It credited "elevated inflation expectations" for its decision to keep rates unchanged on Friday, but forecasts for these rates to begin to slow.

People walk past a board showing currency exchange rates in Moscow.
Maxim Zmeyev | Reuters
People walk past a board showing currency exchange rates in Moscow.

"The slack domestic demand and the moderately tight monetary conditions will drag down annual inflation in 2016-2017," it said.

"A slowdown in the annual consumer price growth will create prerequisites for decrease in inflation expectations. In early 2016, annual inflation is expected to decline considerably due to, among other factors, its high value in early 2015."

The bank forecast annual consumer price growth to be under 7 percent in October 2016, on track to reach the 4 percent target in 2017.

The central bank faces a dilemma because inflation stays high while the economy remains stuck in a rut.

Russia annexed the southern Ukrainian area of Crimea in March 2014 and, as a result, has faced tough economic sanctions from Western nations. These sanctions have hit the country's economy hard, along with a dramatic fall in the price of oil which Russia remains heavily reliant on for revenues.
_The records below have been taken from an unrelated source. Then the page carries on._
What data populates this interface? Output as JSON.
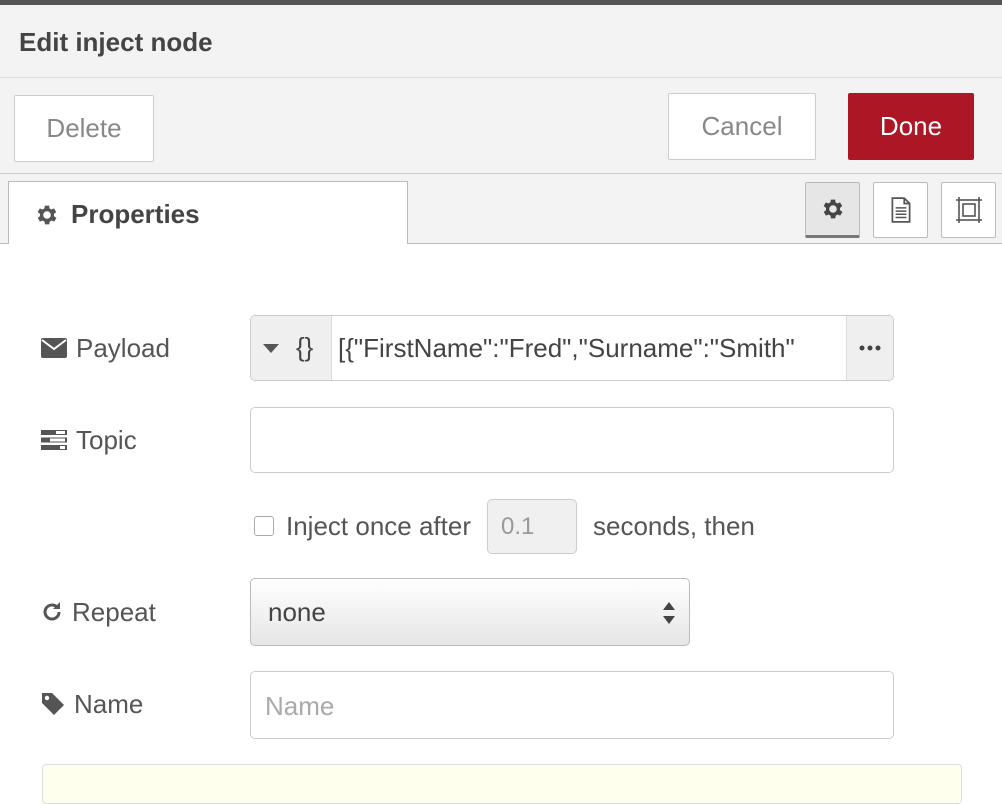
{
  "dialog": {
    "title": "Edit inject node"
  },
  "toolbar": {
    "delete_label": "Delete",
    "cancel_label": "Cancel",
    "done_label": "Done"
  },
  "tabs": {
    "properties_label": "Properties"
  },
  "form": {
    "payload": {
      "label": "Payload",
      "type_glyph": "{}",
      "value": "[{\"FirstName\":\"Fred\",\"Surname\":\"Smith\""
    },
    "topic": {
      "label": "Topic",
      "value": ""
    },
    "inject": {
      "label": "Inject once after",
      "delay": "0.1",
      "suffix": "seconds, then",
      "checked": false
    },
    "repeat": {
      "label": "Repeat",
      "value": "none"
    },
    "name": {
      "label": "Name",
      "placeholder": "Name",
      "value": ""
    }
  },
  "colors": {
    "done_button": "#ad1625",
    "tip_background": "#ffffee"
  }
}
The dollar depreciated slightly against the Russian ruble after the rate decision before paring losses. The Russian MICEX index was trading higher by 0.34 percent.

—Reuters contributed to this report.